Of course Harrogate was famous for its crime writing connections long before Theakston’s Festival was a twinkle in the organising committee’s collective eyes. It was there that Agatha Christie was eventually discovered after she disappeared without a trace in December 1926. A police manhunt lasted eleven days before she was finally spotted by a banjo player at the Old Swan Hotel.

These days Agatha would find it distinctly more difficult to go unnoticed at the Old Swan. With 15,000 people, including some of the best loved names in the crime writing world, attending this year’s Festival somebody would certainly spot her. And one thing is for sure she wouldn’t be allowed to sit quietly by in a corner. Here you’re just as likely to find yourself chatting to authors such as Peter James, Natasha Cooper, Mari Hannah, Elly Griffiths or Val McDermid, as you are to a fellow fan. For people who spend their lives alone in small rooms devising ways to bump people off and dispose of their mortal remains, crime writers are a surprisingly approachable bunch.

Festival at night

The Old Swan gardens lit up at night

There’s always so much going on at the Festival, which runs from Thursday evening to Sunday afternoon, that it’s difficult to pick out highlights. But two of mine are Val McDermid’s Outstanding Contribution to Crime Fiction Award and her Friday night interview with Susan Calman. The first brought the entire house to its feet and the second reduced most of the audience to tears (the laughter must have been heard on the other side of Harrogate).

Val McDermid

As you can see the place was packed for Val and Susan’s panel.

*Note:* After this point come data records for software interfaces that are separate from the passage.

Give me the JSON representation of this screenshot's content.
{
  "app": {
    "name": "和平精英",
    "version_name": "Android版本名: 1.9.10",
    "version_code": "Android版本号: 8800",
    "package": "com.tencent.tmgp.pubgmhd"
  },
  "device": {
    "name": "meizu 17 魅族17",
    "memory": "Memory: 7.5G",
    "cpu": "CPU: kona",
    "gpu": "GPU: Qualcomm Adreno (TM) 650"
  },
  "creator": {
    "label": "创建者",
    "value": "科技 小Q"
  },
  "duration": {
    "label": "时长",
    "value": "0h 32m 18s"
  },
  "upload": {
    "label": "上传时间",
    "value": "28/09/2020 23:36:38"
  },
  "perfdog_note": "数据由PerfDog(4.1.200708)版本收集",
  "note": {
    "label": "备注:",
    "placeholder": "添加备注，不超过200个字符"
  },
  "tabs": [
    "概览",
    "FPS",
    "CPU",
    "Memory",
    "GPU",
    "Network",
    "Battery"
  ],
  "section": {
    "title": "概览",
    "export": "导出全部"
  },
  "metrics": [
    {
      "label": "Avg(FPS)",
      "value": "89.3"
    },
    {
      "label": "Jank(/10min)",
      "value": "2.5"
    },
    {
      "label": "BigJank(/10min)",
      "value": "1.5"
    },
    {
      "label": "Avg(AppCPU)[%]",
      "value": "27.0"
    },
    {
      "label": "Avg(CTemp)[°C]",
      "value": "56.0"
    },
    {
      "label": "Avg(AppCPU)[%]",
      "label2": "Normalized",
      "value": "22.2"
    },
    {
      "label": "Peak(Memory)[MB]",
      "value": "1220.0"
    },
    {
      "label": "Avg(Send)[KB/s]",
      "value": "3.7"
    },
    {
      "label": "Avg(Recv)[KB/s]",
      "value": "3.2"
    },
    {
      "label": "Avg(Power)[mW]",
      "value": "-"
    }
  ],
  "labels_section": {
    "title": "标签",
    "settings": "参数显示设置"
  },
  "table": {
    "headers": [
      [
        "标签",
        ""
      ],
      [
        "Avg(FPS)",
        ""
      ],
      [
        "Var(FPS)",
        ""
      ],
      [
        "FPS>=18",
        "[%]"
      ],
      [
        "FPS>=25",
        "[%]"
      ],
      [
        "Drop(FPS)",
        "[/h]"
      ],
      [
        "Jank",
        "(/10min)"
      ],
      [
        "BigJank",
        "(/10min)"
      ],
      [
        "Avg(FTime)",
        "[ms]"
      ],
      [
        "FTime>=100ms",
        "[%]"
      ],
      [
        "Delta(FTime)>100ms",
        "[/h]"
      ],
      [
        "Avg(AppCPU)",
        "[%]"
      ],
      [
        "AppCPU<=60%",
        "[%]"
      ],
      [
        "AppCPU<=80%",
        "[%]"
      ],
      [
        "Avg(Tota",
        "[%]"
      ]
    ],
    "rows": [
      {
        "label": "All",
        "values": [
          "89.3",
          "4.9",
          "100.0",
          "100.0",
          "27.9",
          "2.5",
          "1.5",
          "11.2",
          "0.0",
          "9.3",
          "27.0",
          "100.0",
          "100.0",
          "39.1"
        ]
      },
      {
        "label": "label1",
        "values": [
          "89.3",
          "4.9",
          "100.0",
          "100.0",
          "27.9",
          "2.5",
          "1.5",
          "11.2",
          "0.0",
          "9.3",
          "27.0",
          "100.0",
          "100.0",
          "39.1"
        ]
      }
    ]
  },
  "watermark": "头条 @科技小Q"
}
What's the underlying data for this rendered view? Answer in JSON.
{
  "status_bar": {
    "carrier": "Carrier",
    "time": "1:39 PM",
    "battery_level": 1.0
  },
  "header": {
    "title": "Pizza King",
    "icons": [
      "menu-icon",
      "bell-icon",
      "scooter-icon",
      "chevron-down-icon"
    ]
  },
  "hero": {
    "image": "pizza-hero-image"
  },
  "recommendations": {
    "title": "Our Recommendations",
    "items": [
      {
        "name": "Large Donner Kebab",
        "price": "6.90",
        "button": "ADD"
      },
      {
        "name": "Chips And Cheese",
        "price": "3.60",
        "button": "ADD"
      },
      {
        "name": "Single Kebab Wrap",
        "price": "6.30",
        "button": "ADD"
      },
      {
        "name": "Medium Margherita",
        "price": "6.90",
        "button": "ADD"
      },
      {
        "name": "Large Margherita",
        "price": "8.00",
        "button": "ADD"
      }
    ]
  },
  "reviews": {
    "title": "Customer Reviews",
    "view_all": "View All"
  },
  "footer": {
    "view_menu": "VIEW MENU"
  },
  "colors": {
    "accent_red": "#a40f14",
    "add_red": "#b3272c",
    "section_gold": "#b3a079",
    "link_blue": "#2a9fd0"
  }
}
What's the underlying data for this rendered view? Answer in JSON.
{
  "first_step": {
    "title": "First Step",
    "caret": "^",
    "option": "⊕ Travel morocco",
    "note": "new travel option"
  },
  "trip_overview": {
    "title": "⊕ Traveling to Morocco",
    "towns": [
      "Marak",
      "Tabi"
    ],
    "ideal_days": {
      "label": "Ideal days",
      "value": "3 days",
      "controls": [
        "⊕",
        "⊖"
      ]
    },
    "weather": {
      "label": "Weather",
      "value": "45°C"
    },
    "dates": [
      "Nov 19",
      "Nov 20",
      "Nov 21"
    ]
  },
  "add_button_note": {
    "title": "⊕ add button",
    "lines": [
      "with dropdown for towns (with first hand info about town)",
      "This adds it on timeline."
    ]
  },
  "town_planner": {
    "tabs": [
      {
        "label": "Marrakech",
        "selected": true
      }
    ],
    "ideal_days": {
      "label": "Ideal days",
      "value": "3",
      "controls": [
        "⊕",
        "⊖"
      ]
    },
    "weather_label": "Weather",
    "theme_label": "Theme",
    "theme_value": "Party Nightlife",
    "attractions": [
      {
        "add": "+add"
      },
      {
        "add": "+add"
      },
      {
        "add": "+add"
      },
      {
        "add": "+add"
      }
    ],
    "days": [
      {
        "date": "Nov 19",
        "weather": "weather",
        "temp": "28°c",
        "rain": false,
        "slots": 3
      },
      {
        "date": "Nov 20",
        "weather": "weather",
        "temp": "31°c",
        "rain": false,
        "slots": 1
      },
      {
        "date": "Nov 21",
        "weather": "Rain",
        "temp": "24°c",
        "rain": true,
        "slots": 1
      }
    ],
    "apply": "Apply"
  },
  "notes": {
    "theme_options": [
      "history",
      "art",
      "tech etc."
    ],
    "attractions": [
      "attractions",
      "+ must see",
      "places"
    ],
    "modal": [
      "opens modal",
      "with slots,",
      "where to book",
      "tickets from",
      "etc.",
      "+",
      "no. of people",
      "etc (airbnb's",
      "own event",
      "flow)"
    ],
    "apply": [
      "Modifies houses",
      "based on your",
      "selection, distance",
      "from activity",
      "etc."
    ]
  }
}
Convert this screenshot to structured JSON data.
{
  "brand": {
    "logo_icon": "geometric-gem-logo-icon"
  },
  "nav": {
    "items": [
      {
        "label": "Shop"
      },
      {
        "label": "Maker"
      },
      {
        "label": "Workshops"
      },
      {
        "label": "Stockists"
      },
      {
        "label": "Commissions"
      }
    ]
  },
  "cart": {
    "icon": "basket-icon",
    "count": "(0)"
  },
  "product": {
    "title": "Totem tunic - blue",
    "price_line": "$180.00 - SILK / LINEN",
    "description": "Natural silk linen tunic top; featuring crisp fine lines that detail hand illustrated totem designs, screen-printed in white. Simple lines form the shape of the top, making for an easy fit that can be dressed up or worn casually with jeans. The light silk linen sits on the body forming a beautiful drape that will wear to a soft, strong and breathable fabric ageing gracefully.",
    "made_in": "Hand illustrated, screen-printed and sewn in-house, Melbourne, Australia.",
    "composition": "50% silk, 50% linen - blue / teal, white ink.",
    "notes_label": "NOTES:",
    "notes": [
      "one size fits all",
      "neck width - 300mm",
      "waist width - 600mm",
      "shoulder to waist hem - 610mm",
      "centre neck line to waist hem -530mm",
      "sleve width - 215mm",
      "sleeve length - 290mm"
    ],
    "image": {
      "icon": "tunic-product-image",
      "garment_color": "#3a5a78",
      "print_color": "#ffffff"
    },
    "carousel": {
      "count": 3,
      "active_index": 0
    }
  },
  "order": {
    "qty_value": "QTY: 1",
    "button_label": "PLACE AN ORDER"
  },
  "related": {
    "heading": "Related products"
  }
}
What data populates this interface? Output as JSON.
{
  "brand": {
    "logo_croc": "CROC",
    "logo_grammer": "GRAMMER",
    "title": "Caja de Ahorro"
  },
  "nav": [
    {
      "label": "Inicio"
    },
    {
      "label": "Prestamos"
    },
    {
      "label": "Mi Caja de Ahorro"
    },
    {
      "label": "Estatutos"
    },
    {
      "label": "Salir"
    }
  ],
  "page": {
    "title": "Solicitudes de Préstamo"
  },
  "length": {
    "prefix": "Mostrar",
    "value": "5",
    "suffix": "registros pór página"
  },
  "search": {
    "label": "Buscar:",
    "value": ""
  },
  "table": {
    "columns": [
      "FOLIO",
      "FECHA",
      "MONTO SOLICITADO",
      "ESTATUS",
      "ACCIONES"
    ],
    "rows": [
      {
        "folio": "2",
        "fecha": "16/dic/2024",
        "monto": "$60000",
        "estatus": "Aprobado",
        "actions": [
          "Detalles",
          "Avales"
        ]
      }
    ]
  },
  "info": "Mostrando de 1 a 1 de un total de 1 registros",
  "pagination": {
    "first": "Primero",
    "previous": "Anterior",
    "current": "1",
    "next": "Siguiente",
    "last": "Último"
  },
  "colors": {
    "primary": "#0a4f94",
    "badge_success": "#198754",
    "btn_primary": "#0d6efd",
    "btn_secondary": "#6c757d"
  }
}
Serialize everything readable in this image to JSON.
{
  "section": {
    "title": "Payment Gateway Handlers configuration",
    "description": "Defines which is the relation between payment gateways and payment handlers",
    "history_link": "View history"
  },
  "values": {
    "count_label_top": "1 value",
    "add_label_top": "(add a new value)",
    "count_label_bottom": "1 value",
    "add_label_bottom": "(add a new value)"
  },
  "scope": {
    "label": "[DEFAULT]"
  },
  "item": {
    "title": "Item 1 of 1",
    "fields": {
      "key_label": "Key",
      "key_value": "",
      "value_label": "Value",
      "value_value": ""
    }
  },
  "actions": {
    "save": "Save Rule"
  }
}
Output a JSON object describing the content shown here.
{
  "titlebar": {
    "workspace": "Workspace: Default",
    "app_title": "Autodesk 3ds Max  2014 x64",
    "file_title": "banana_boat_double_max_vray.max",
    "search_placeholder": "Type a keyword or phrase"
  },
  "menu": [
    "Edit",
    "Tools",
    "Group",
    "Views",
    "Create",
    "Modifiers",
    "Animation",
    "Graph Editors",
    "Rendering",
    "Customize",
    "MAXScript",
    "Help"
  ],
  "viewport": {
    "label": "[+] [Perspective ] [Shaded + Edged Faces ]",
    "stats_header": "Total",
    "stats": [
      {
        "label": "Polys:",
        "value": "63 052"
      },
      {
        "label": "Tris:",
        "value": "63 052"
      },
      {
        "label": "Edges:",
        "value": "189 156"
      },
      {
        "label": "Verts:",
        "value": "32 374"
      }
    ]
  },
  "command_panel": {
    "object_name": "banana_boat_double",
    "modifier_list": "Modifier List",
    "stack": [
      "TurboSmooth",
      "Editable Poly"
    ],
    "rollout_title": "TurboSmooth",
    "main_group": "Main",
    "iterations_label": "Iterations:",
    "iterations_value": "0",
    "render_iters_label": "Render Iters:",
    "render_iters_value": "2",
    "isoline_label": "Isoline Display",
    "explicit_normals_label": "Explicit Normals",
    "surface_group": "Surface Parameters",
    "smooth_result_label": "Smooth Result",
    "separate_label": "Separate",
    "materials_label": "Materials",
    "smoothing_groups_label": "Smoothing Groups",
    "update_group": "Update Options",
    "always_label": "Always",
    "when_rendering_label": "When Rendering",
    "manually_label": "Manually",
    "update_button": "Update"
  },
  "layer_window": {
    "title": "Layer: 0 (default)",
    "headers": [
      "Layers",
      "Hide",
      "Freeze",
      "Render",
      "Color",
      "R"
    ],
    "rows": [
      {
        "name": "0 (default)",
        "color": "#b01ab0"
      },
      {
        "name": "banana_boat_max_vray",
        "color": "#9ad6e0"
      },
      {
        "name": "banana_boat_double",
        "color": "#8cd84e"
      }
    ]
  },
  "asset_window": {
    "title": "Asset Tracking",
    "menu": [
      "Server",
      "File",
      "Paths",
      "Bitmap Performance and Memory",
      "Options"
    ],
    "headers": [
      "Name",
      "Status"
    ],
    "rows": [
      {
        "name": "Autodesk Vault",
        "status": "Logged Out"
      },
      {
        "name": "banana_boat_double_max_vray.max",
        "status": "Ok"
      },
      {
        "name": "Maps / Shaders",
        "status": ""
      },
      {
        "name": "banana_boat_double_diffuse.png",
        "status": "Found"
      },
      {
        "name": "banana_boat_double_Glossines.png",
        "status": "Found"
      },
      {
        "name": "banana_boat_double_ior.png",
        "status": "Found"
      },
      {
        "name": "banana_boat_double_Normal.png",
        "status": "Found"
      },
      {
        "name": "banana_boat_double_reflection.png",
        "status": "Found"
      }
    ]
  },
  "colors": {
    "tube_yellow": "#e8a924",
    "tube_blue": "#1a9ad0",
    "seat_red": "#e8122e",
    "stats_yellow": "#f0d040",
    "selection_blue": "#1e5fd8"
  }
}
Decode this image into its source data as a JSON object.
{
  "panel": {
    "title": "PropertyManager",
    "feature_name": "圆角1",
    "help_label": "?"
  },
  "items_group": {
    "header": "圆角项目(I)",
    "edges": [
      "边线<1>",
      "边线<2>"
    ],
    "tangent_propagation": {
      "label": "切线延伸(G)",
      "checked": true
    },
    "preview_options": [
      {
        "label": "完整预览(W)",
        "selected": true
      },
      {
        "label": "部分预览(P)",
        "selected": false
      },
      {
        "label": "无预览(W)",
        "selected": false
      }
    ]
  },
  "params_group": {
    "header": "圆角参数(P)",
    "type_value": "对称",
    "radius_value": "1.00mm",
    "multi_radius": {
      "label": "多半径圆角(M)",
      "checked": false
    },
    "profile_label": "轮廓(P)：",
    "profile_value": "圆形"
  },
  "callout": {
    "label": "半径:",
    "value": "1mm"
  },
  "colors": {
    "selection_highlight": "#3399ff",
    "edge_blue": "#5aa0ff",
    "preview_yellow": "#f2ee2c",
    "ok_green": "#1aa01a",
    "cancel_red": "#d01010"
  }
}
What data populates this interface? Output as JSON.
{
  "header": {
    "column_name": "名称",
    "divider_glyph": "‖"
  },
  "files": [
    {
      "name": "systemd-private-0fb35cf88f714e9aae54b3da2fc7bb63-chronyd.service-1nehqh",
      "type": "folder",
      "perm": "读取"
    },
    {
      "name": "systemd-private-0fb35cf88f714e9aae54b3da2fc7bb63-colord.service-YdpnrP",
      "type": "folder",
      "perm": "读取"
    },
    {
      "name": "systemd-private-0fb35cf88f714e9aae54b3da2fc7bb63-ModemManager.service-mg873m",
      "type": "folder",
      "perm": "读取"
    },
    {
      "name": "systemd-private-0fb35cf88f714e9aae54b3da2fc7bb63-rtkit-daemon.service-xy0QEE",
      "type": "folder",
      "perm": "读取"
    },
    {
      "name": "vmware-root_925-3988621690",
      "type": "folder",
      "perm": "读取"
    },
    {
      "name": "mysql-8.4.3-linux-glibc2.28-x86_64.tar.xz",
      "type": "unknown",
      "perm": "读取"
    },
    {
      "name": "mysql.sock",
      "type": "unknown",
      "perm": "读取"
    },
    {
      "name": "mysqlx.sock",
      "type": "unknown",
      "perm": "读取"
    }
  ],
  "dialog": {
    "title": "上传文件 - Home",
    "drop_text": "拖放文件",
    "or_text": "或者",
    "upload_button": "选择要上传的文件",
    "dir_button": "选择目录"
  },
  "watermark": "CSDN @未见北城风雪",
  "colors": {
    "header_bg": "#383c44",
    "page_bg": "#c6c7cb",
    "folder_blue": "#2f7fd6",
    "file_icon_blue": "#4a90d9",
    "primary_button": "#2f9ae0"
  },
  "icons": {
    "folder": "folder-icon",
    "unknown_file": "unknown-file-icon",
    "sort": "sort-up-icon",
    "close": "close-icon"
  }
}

Few of this year’s panels can have covered quite so much ground as You Couldn’t Make It Up. Or Could You? chaired by Sharon Bolton with Peter James, Mari Hannah, Yrsa Sigurðardóttir and Graham Bartlett. The range of inspiration that the panellists drew on said something for the breadth of the crime writing community and the diversity of crime fiction. The conversation ranged from elves and their influence on Icelandic life (no really), through the hard won experience of working as a probation officer, to the realities of life as a police officer and why the world’s worst bank robber carried his bicycle seat with him.


Icelandic author Yrsa proudly sported her country’s football shirt!

I attended a crime scene brought to life from The Moth Catcher novel by Ann Cleeves, in Pan Macmillan’s Would you make a good detective?

A fascinating forensics and crime scene experience, I also got to don a Tyvek body suit, mask and gloves in 26C+ degree heat! I really enjoyed trying my hand at 21st century crime scene forensics with the pros, before stepping back into the 20th century to consider the Legacy of the Golden Age [of crime fiction] with Simon Brett, Catriona McPherson, Susan Ware, Frances Brody and Ann Granger.

For me the most compelling session was Gerald Seymour in conversation with Joe Haddow. The publication of Gerald’s first thriller Harry’s Game was truly ground breaking. Quietly spoken and unassuming it was obvious from the moment that he began to speak that he had a gift for the telling of tales. His years as an ITV correspondent covering stories around the globe provided a fertile breeding ground for his extraordinary and productive imagination that has so far created no less than 32 books. His approach and his insights were an inspiration.


I only managed to be there from Thursday to Saturday, but whether you come to the Festival to be entertained, to learn, to meet up with old friends or to make new ones – you won’t be disappointed. It would be a crime to miss it.

 Posted by at 5:45 pm

Walks and talks: Avebury & Stonehenge landscape

 Events  Comments Off on Walks and talks: Avebury & Stonehenge landscape
Apr 142013

After the success of my Avebury Society Annual Lecture – it was packed out – I was asked about my other events.

The next one is May 8th: Walk and talk with an archaeologist – walk and talk with me at Avebury, plus lunch.

There’s also this link to Marlborough News Online’s interview with me where ‘..if you missed her [Avebury Society] lecture, you can catch a flavour of it’.

I thought I’d better also update the Events page of my website to include lots of new events planned for this year.

Archaeology events – my walks, talks, stone tools workshop and study weekend.

I hope you can come along, it’ll be lots of fun.

 Posted by at 1:25 pm